Bob Dylan, the poet laureate of rock’n’roll seems stuck for inspirational lyrics in his new album
Being Bob Dylan can be a heavy burden. Here is a legend whose lyrics have been a generation’s anthem. He wields so much influence on rock’n’roll that he was not only dubbed its poet laureate, but also awarded a Pulitzer citation for his contribution to pop culture. He’s traversed genres like a cross-country athlete—from blues and gospel to jazz and swing to folk and country. More newsprint and reel has been devoted to his life than any other musician. And a moniker, Dylanology, has been institutionalised to surf his vast repertoire of political, social and philosophical ditties.
So, when creating a new album, does Dylan compete with his own legend or just ride on his rep? He’s seen everything, done everything and been everywhere. Does he even need to come out with an album, for crying out loud! Well, French director Olivier Dahan could take some credit for this one. It was his request for a single for an upcoming film that started it all.
It’s perhaps unfair to expect a mind-blowing album from Dylan each time. But don’t think he’s reached artistic complacency. By turns, his latest album, Together Through Life, both delights and disappoints. It is a twilight tale of wistful melodies—an inference drawn from I Feel a Change Comin, in which he cites “the fourth part of the day’s already gone” from Nehemiah 9:3. This song also contains the most Dylanesque moments in the album. The rest of the songs suffer lyrically. That could be because all but one have been co-written with Robert Hunter, of The Grateful Dead fame. Their previous collaboration on Down In The Groove (1988), too, hadn’t gone down well with his fans.
Most of the songs swagger on a bluesy note. Dylan’s vocals sound heavily sandpapered now, so he growls and croaks in the first track, Beyond Here Lies Nothin. The next track, Life Is Hard, a heartbreaking country-folk ditty, is what appears in Dahan’s movie. Shake Shake Mama and Jolene (not the Dolly Parton one) add some tango and bounce to an otherwise relaxed album. Check out Dylan’s gleeful sarcasm on It’s all Good. The menacingly sweet If You Ever Go to Houston will make you want to break into a waltz, not in the least because of the rhythmic twangs of Tom Petty guitarist Mike Campbell.

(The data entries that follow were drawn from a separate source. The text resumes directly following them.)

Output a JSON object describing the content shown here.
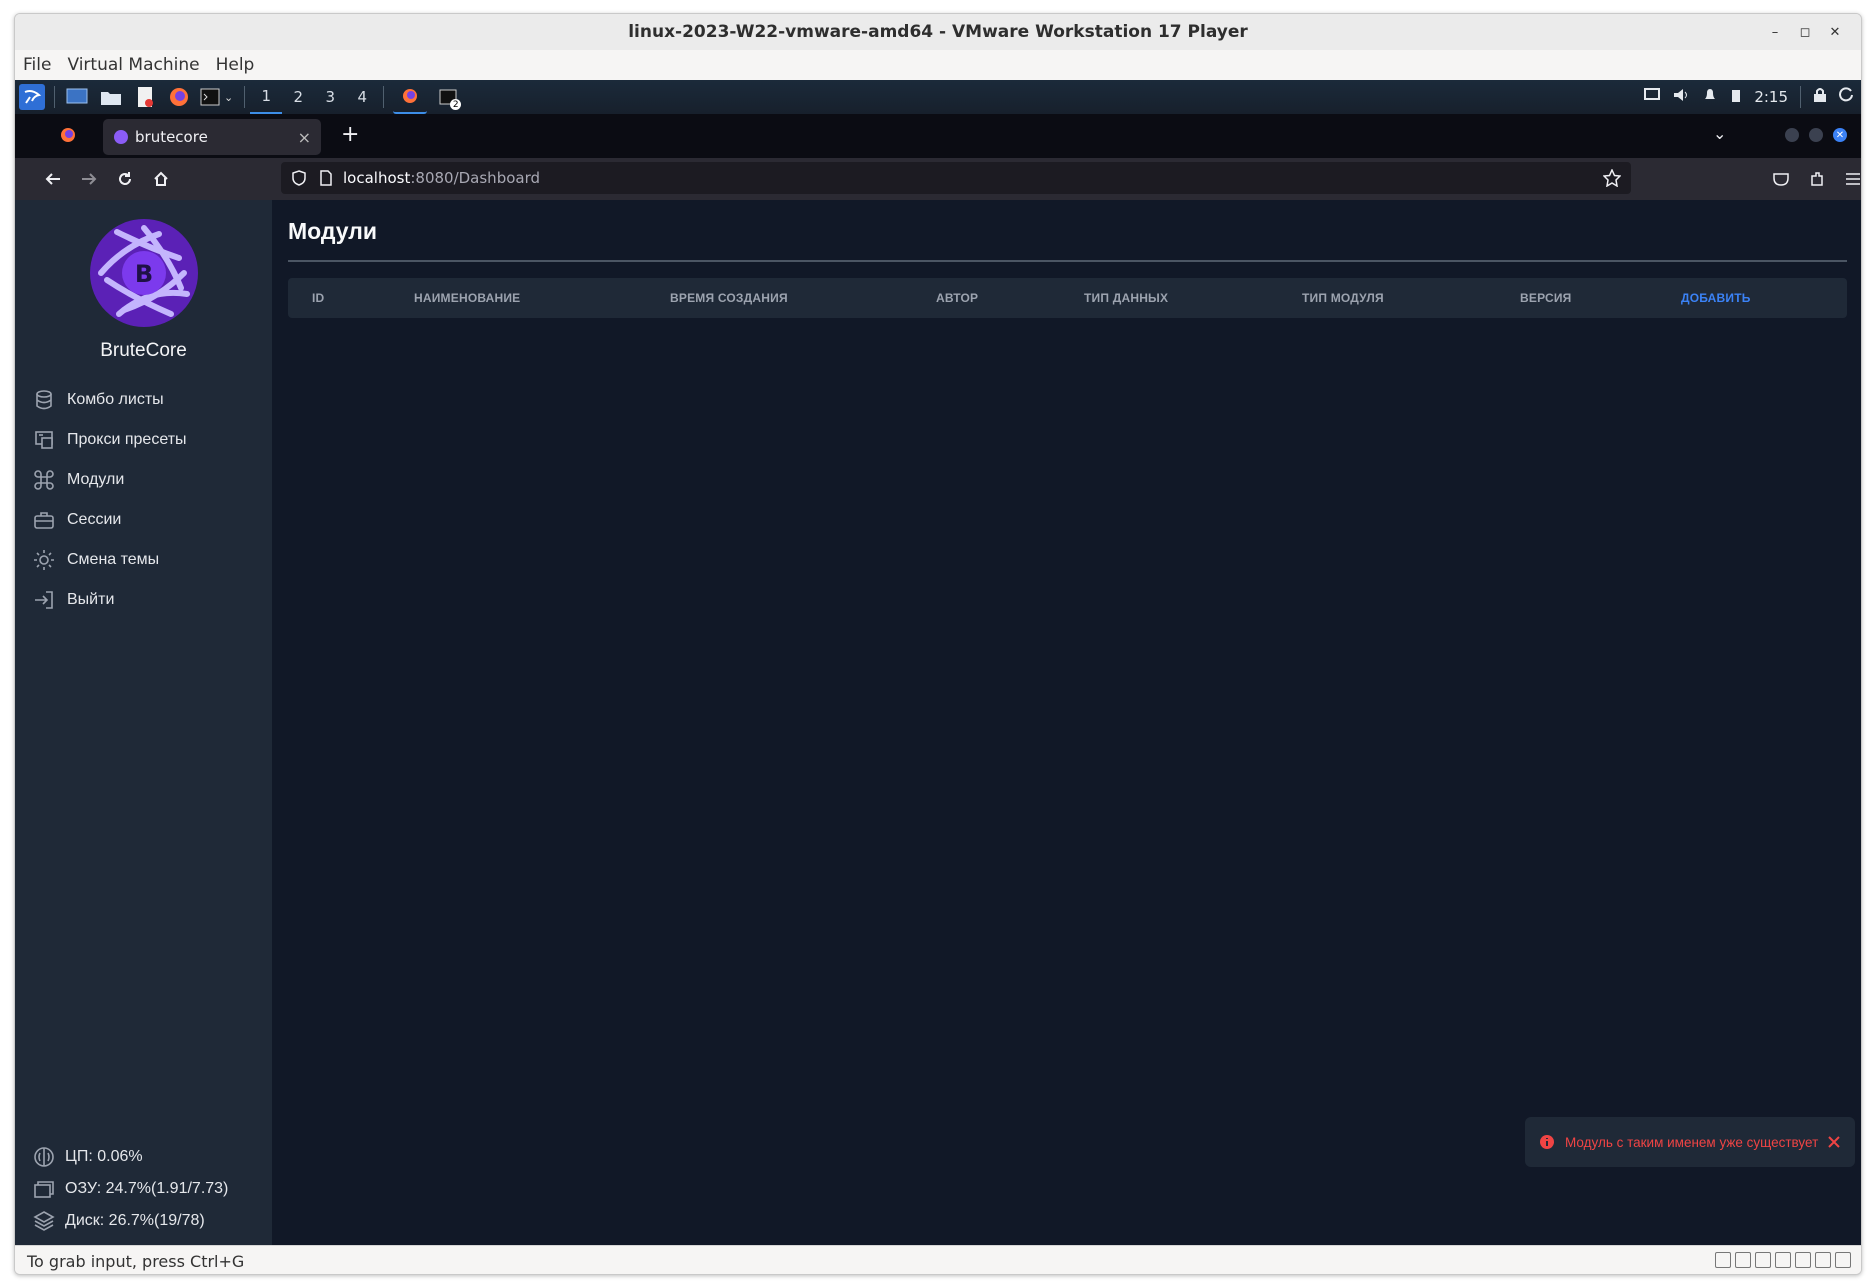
{
  "window": {
    "title": "linux-2023-W22-vmware-amd64 - VMware Workstation 17 Player",
    "menu": [
      "File",
      "Virtual Machine",
      "Help"
    ],
    "status_hint": "To grab input, press Ctrl+G"
  },
  "panel": {
    "workspaces": [
      "1",
      "2",
      "3",
      "4"
    ],
    "clock": "2:15",
    "terminal_badge": "2"
  },
  "browser": {
    "tab_title": "brutecore",
    "tab_close": "×",
    "new_tab": "+",
    "url_host": "localhost",
    "url_path": ":8080/Dashboard"
  },
  "sidebar": {
    "brand": "BruteCore",
    "logo_letter": "B",
    "items": [
      {
        "label": "Комбо листы",
        "icon": "database-icon"
      },
      {
        "label": "Прокси пресеты",
        "icon": "proxy-icon"
      },
      {
        "label": "Модули",
        "icon": "command-icon"
      },
      {
        "label": "Сессии",
        "icon": "briefcase-icon"
      },
      {
        "label": "Смена темы",
        "icon": "sun-icon"
      },
      {
        "label": "Выйти",
        "icon": "logout-icon"
      }
    ],
    "stats": {
      "cpu": "ЦП: 0.06%",
      "ram": "ОЗУ: 24.7%(1.91/7.73)",
      "disk": "Диск: 26.7%(19/78)"
    }
  },
  "main": {
    "title": "Модули",
    "columns": [
      "ID",
      "НАИМЕНОВАНИЕ",
      "ВРЕМЯ СОЗДАНИЯ",
      "АВТОР",
      "ТИП ДАННЫХ",
      "ТИП МОДУЛЯ",
      "ВЕРСИЯ"
    ],
    "add_label": "ДОБАВИТЬ"
  },
  "toast": {
    "message": "Модуль с таким именем уже существует",
    "color": "#ef4444"
  }
}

This is an album in which Dylan muses on life passing by and the inevitable meeting with the Grim Reaper. But he elegantly peppers the album with sardonic and romantic jokes to elevate the mood.